Dataset excerpts

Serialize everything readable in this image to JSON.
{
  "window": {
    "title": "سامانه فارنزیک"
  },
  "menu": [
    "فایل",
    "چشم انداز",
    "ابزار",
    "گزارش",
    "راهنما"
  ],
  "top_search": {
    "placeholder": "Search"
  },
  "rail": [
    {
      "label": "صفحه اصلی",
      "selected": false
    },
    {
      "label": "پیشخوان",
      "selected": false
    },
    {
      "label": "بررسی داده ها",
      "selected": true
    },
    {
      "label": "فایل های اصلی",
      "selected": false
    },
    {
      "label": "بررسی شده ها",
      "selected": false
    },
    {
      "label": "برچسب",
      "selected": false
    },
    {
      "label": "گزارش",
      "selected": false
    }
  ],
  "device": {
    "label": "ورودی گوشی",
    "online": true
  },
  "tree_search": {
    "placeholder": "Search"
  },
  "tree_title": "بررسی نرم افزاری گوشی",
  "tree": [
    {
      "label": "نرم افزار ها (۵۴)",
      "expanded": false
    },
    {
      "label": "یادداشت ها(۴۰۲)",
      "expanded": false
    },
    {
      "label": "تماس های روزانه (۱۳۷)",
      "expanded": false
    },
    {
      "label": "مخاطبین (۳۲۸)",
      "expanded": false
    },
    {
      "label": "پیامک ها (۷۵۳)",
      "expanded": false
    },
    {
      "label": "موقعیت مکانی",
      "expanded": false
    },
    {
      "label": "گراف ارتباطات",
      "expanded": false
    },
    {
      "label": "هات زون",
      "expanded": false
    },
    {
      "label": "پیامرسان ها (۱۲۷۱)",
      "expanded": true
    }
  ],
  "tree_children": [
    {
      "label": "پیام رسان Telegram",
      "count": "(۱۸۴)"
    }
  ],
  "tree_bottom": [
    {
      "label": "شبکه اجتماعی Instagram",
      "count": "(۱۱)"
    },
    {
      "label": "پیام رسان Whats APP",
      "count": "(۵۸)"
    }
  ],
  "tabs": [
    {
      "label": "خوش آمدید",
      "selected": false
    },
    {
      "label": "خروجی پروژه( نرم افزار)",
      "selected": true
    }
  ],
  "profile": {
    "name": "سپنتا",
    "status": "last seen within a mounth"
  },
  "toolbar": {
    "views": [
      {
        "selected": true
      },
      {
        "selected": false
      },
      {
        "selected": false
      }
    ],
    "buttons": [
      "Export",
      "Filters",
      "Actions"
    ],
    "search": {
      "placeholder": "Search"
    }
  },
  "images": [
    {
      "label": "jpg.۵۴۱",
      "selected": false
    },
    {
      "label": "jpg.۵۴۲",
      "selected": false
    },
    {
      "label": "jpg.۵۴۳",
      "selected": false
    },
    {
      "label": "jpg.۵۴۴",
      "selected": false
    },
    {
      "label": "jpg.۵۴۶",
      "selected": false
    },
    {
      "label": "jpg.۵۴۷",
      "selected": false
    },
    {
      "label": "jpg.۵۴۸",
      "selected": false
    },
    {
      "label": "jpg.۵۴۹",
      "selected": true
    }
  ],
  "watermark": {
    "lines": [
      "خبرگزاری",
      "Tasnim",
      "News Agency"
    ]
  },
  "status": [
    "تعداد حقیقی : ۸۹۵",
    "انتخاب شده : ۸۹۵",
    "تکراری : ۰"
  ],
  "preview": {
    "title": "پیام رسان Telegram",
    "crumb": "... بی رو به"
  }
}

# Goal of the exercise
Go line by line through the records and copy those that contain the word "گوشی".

# Response
    "label": "ورودی گوشی",
  "tree_title": "بررسی نرم افزاری گوشی",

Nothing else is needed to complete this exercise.